Prompt:
Set each line of the data down exactly, please.

Stored dataset items:

++++++++

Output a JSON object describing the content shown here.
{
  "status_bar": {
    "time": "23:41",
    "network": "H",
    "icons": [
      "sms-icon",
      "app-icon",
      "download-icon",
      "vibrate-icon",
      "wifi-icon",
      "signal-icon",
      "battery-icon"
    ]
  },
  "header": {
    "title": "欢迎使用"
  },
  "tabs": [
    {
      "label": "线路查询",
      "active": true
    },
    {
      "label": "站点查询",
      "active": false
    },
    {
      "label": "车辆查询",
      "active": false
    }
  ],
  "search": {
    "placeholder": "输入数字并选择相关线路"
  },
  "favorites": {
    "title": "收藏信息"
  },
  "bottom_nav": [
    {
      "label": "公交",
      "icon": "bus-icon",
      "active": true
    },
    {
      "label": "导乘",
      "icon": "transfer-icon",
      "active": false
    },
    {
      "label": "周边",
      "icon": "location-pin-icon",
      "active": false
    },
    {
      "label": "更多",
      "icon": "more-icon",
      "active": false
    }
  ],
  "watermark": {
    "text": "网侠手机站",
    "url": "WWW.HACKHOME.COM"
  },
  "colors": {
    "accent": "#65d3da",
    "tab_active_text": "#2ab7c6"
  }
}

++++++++

Exercise solution:
Output a JSON object describing the content shown here.
{
  "status_bar": {
    "time": "23:41",
    "network": "H",
    "icons": [
      "sms-icon",
      "app-icon",
      "download-icon",
      "vibrate-icon",
      "wifi-icon",
      "signal-icon",
      "battery-icon"
    ]
  },
  "header": {
    "title": "欢迎使用"
  },
  "tabs": [
    {
      "label": "线路查询",
      "active": true
    },
    {
      "label": "站点查询",
      "active": false
    },
    {
      "label": "车辆查询",
      "active": false
    }
  ],
  "search": {
    "placeholder": "输入数字并选择相关线路"
  },
  "favorites": {
    "title": "收藏信息"
  },
  "bottom_nav": [
    {
      "label": "公交",
      "icon": "bus-icon",
      "active": true
    },
    {
      "label": "导乘",
      "icon": "transfer-icon",
      "active": false
    },
    {
      "label": "周边",
      "icon": "location-pin-icon",
      "active": false
    },
    {
      "label": "更多",
      "icon": "more-icon",
      "active": false
    }
  ],
  "watermark": {
    "text": "网侠手机站",
    "url": "WWW.HACKHOME.COM"
  },
  "colors": {
    "accent": "#65d3da",
    "tab_active_text": "#2ab7c6"
  }
}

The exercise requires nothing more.